Publication Date: 
6 Nov 2023



To recruit and keep those teachers, Downtown Baltimore Child Care has prioritized payroll. The nonprofit organization, which has three centers across Baltimore, received just over $1 million in federal pandemic relief funds. The vast majority went toward wages. The deadline to spend those funds just passed at the end of September — the so-called “child care cliff.” There was over $37 billion awarded to hundreds of thousands of providers across the country. Now that the money is gone, it could affect providers’ ability to recruit and retain workers.

“It really was sort of this makeshift scaffolding that’s boosting up this — I think of it as a ramshackle mansion,” Elizabeth Pufall Jones with the Center for the Study of Child Care Employment at the University of California-Berkeley. “Those funds are now ending … so all of that scaffolding is going to fall down.”


Roberts-King said she’s fundraising and applying for grants to try to make up for the loss of federal funds. She’s also keeping an eye on costs — putting off replacing the windows, for instance — and giving smaller raises than she would have liked. 

“This past year, we had to do 4% for people who make less and 2% for people who make more, because that was what it took to get us over the finish line,” said Roberts-King. “And it wasn’t great news.”


“The pay in this career is not enough,” said Tiffany Thornton, a teacher with Downtown Baltimore Child Care. She loves the work, but said she still has to supplement her income.

“I’ve been here 20 years, and I still do side jobs. I babysit on the side, I do Instacart on the side,” said Thornton. 
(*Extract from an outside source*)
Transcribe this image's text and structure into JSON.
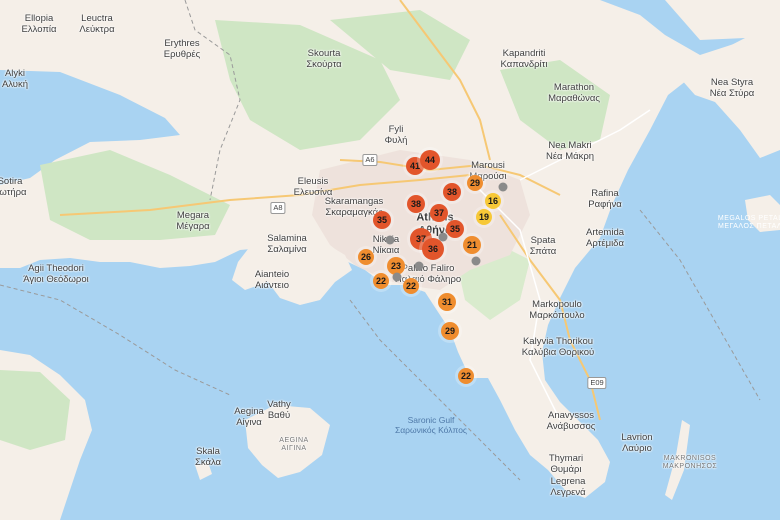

But others have left the industry. There’s more than 38,000 fewer child care providers now than in February 2020.